Perfection, utopia, would be our undoing.
First Published: 1895
Date Reviewed: 21st January 2015
Gathering together various types of people, the time traveller tells them of his plans for a time machine and later his experiences of the year 802701.
The Time Machine was the first science fiction book to feature a machine for time travel. It’s short without seeming so, brimming with messages, and, almost shockingly, impossible to read without taking the author into account. It’s also a very, very, good book.
Told in the same way as More’s Utopia, The Time Machine is the report of a person who was at both gatherings and who provides the details and dialogues from those evenings. This means that you get both a first-hand account and the benefit of various opinions (even if they may not actually be benefits in the literal sense). You do not witness the time traveller’s adventures for yourself, however the story is engrossing all the same as Wells spares no details.
The messages at the heart of the story are about the future of humanity (the moral, emotional, sympathetic kind) and humanity as a society. Also studied is the eradication of the world’s woes, intelligence, and any sort of work. Wells, a socialist, looks at an extreme version of communism and speaks of the shocking consequences, but later draws back a little. It is interesting to note how the time traveller’s perceptions change the longer he spends in the future and how easily he fears a secondary people perhaps, simply, because he just happened to meet the others first. It’s ironic to watch how a man so bent on moving into the future suddenly realises he should have stayed in his own time – it begs the question of whether time travel should remain a fantasy.

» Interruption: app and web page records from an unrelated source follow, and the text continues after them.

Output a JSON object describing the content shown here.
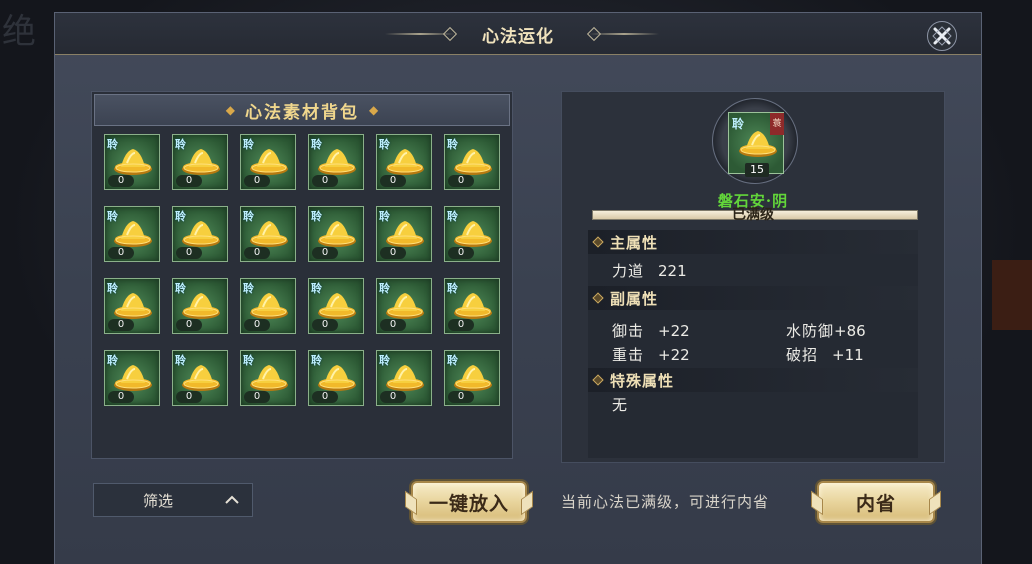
{
  "window": {
    "title": "心法运化"
  },
  "bag": {
    "title": "心法素材背包",
    "items": [
      {
        "glyph": "聆",
        "count": "0"
      },
      {
        "glyph": "聆",
        "count": "0"
      },
      {
        "glyph": "聆",
        "count": "0"
      },
      {
        "glyph": "聆",
        "count": "0"
      },
      {
        "glyph": "聆",
        "count": "0"
      },
      {
        "glyph": "聆",
        "count": "0"
      },
      {
        "glyph": "聆",
        "count": "0"
      },
      {
        "glyph": "聆",
        "count": "0"
      },
      {
        "glyph": "聆",
        "count": "0"
      },
      {
        "glyph": "聆",
        "count": "0"
      },
      {
        "glyph": "聆",
        "count": "0"
      },
      {
        "glyph": "聆",
        "count": "0"
      },
      {
        "glyph": "聆",
        "count": "0"
      },
      {
        "glyph": "聆",
        "count": "0"
      },
      {
        "glyph": "聆",
        "count": "0"
      },
      {
        "glyph": "聆",
        "count": "0"
      },
      {
        "glyph": "聆",
        "count": "0"
      },
      {
        "glyph": "聆",
        "count": "0"
      },
      {
        "glyph": "聆",
        "count": "0"
      },
      {
        "glyph": "聆",
        "count": "0"
      },
      {
        "glyph": "聆",
        "count": "0"
      },
      {
        "glyph": "聆",
        "count": "0"
      },
      {
        "glyph": "聆",
        "count": "0"
      },
      {
        "glyph": "聆",
        "count": "0"
      }
    ],
    "item_icon": "gold-ingot-icon"
  },
  "filter": {
    "label": "筛选"
  },
  "actions": {
    "one_click": "一键放入",
    "hint": "当前心法已满级，可进行内省",
    "neisheng": "内省"
  },
  "detail": {
    "item": {
      "glyph": "聆",
      "tag": "蓑",
      "level": "15",
      "name": "磐石安·阴"
    },
    "progress": {
      "text": "已满级",
      "fraction": 1.0
    },
    "main_attr": {
      "title": "主属性",
      "rows": [
        {
          "label": "力道",
          "value": "221"
        }
      ]
    },
    "sub_attr": {
      "title": "副属性",
      "rows": [
        {
          "label": "御击",
          "value": "+22"
        },
        {
          "label": "水防御",
          "value": "+86"
        },
        {
          "label": "重击",
          "value": "+22"
        },
        {
          "label": "破招",
          "value": "+11"
        }
      ]
    },
    "special_attr": {
      "title": "特殊属性",
      "value": "无"
    }
  },
  "colors": {
    "accent_gold": "#f0d78d",
    "item_name_green": "#63d63a",
    "slot_green": "#2d5a35"
  }
}
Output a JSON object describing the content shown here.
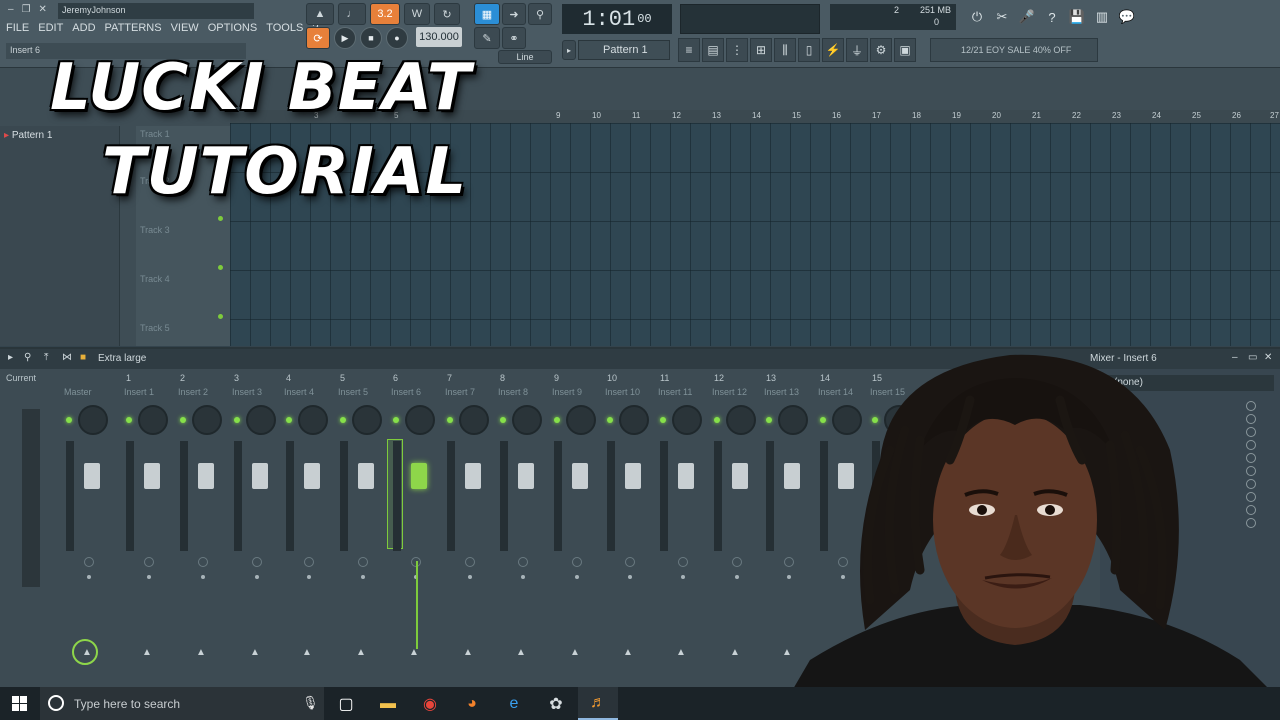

There are no aliens in the book, no wars or fights for survival. The book is rather unique except for the very end of the journey. It’s the case that you may have read a lot of futuristic science fiction, but you won’t have come across anything quite like this.
Of special note is the conversation leading up to the time travel discussion during which Wells looks at philosophy, physics, mathematics. Questions are asked, interesting answers as well as supposedly true (I’m no scientist) answers provided, and even if your takeaway will be the future, the physics makes interesting reading.
There is fun to be had in the conversation. The Medical Man says ‘our ancestors had no great tolerance for anachronisms’ which he might as well have extended to the present day. Someone points out that investments could be made in the past and the rewards reaped in the present. And there is the fine point made that we already travel in time when we remember past events from our lives.
The Time Machine delves into the future only to long for the past. It portrays a possibility that is as relevant to consider today as it was in the year the book was written, and it looks at the way misunderstandings can occur, even between people who do not exist. It is an excellent work that provides much food for thought and much to study and all this for only a couple of hours of your time – you could visit and return from 802701 in less.
January 28, 2015, 3:52 pm
I am pleased to hear you enjoyed this. I have it on my Classics Club list and I am looking forward to reading it.
January 28, 2015, 4:03 pm
I haven’t read anything by H.G. Wells before. This sounds like something I might like. I do want to read his War of the Worlds at some point.
February 16, 2015, 12:08 pm
Jessica: It’s an excellent choice. Short, granted, so it’s a quick one to strike off, but you end it with plenty to think about.
Literary Feline: My guess would be that you’d like it :) I hadn’t read anything by Wells either and would say it’s a good place to start because you get all the politics and messages but in a short space of time.